I have a Lexmark Optra E+ parallel port printer and usually cups shows the parallel port as Device: on the second configuration screen. Only this time cups did not recognize the parallel port. lptest > /dev/lpt0 worked fine, just cups could not see the parallel port.

After about half an hour I finally found the solution:

# ls -l /dev/lpt0
crw——-  1 root  wheel    0,  57 Mar  4 20:00 /dev/lpt0

The rights on /dev/lpt0 were not set correctly. After changing them, everything worked fine:

# chmod 666 /dev/lpt0
# ls -l /dev/lpt0
crw-rw-rw-  1 root  wheel    0,  57 Mar  4 20:00 /dev/lpt0

Always compile audacious with dbus

Tuesday, March 4th, 2008

When I compiled audacious without dbus support yesterday I did not know it would break all application options (i.e. entering audacious -f on a shell skips to the next track) . Today I read a bit in the audacious sources and found that it has to be compiled with dbus support in order to work.

k3b on FreeBSD

Tuesday, March 4th, 2008

Today I configured k3b on FreeBSD. The building from ports works fine (although it took almost all morning. But then again k3b depends on most of KDE ;-)).

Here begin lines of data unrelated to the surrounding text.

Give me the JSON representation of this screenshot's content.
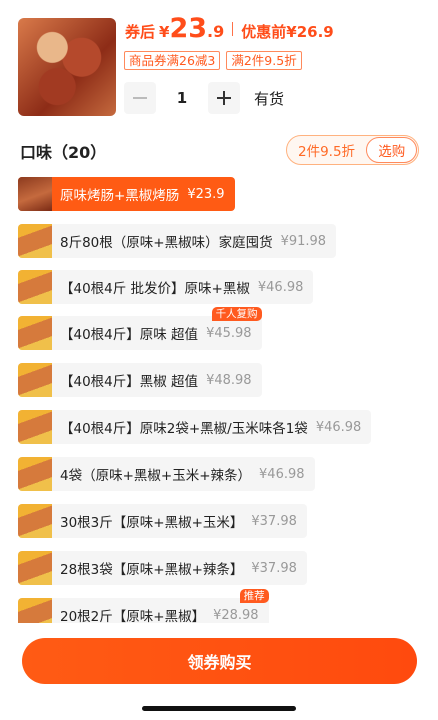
{
  "header": {
    "coupon_price_label": "券后",
    "currency": "¥",
    "coupon_price_int": "23",
    "coupon_price_dec": ".9",
    "orig_price_label": "优惠前",
    "orig_price": "¥26.9",
    "coupon_tags": [
      "商品券满26减3",
      "满2件9.5折"
    ],
    "quantity": "1",
    "stock_status": "有货"
  },
  "flavor": {
    "title": "口味（20）",
    "promo_text": "2件9.5折",
    "promo_button": "选购"
  },
  "options": [
    {
      "name": "原味烤肠+黑椒烤肠",
      "price": "¥23.9",
      "selected": true,
      "badge": ""
    },
    {
      "name": "8斤80根（原味+黑椒味）家庭囤货",
      "price": "¥91.98",
      "selected": false,
      "badge": ""
    },
    {
      "name": "【40根4斤 批发价】原味+黑椒",
      "price": "¥46.98",
      "selected": false,
      "badge": ""
    },
    {
      "name": "【40根4斤】原味 超值",
      "price": "¥45.98",
      "selected": false,
      "badge": "千人复购"
    },
    {
      "name": "【40根4斤】黑椒 超值",
      "price": "¥48.98",
      "selected": false,
      "badge": ""
    },
    {
      "name": "【40根4斤】原味2袋+黑椒/玉米味各1袋",
      "price": "¥46.98",
      "selected": false,
      "badge": ""
    },
    {
      "name": "4袋（原味+黑椒+玉米+辣条）",
      "price": "¥46.98",
      "selected": false,
      "badge": ""
    },
    {
      "name": "30根3斤【原味+黑椒+玉米】",
      "price": "¥37.98",
      "selected": false,
      "badge": ""
    },
    {
      "name": "28根3袋【原味+黑椒+辣条】",
      "price": "¥37.98",
      "selected": false,
      "badge": ""
    },
    {
      "name": "20根2斤【原味+黑椒】",
      "price": "¥28.98",
      "selected": false,
      "badge": "推荐"
    }
  ],
  "footer": {
    "buy_button": "领券购买"
  },
  "colors": {
    "accent": "#ff5b14",
    "price": "#ff4d1a"
  }
}
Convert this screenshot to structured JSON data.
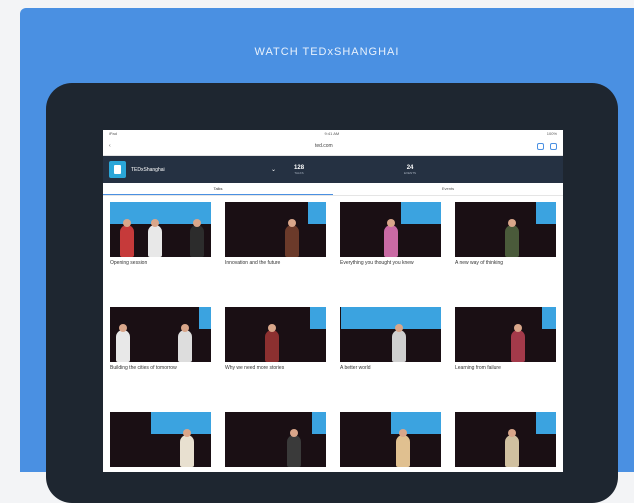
{
  "banner": {
    "title": "WATCH TEDxSHANGHAI",
    "bg_color": "#4a90e2"
  },
  "screen": {
    "status": {
      "left": "iPad",
      "center": "9:41 AM",
      "right": "100%"
    },
    "url": "ted.com",
    "app": {
      "name": "TEDxShanghai",
      "stats": [
        {
          "num": "128",
          "label": "TALKS"
        },
        {
          "num": "24",
          "label": "EVENTS"
        }
      ]
    },
    "tabs": [
      {
        "label": "Talks",
        "active": true
      },
      {
        "label": "Events",
        "active": false
      }
    ],
    "cards": [
      {
        "title": "Opening session",
        "meta": ""
      },
      {
        "title": "Innovation and the future",
        "meta": ""
      },
      {
        "title": "Everything you thought you knew",
        "meta": ""
      },
      {
        "title": "A new way of thinking",
        "meta": ""
      },
      {
        "title": "Building the cities of tomorrow",
        "meta": ""
      },
      {
        "title": "Why we need more stories",
        "meta": ""
      },
      {
        "title": "A better world",
        "meta": ""
      },
      {
        "title": "Learning from failure",
        "meta": ""
      },
      {
        "title": "",
        "meta": ""
      },
      {
        "title": "",
        "meta": ""
      },
      {
        "title": "",
        "meta": ""
      },
      {
        "title": "",
        "meta": ""
      }
    ]
  }
}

Turns out all I had to do was to enable the ATAPI/CAM Driver: link

Running ion3 on FreeBSD

Sunday, March 2nd, 2008

I just started to try out FreeBSD 7.0 (I am very impressed so far) and ran into huge problems installing my favorite window manager ion3 . Apparently the main developer had some trouble with various distribution maintainers and forbade then to ship ion (link).

After some try and error (and a pointer in the right direction by Markus) I finally figured out how to tweak the system.mk to make ion3 compile.

I had to change the following things:

  • install to $(HOME)/ion (you have to create this directory first)
  • comment DL_LIBS=-ldl (as this lib seems to be part of the FreeBSD libc anyway)
  • Set the path for lua 5.1
  • uncomment DEFINES =+ -DCF_NO_LOCALE -DCF_NO_GETTEXT

Attached: system.mk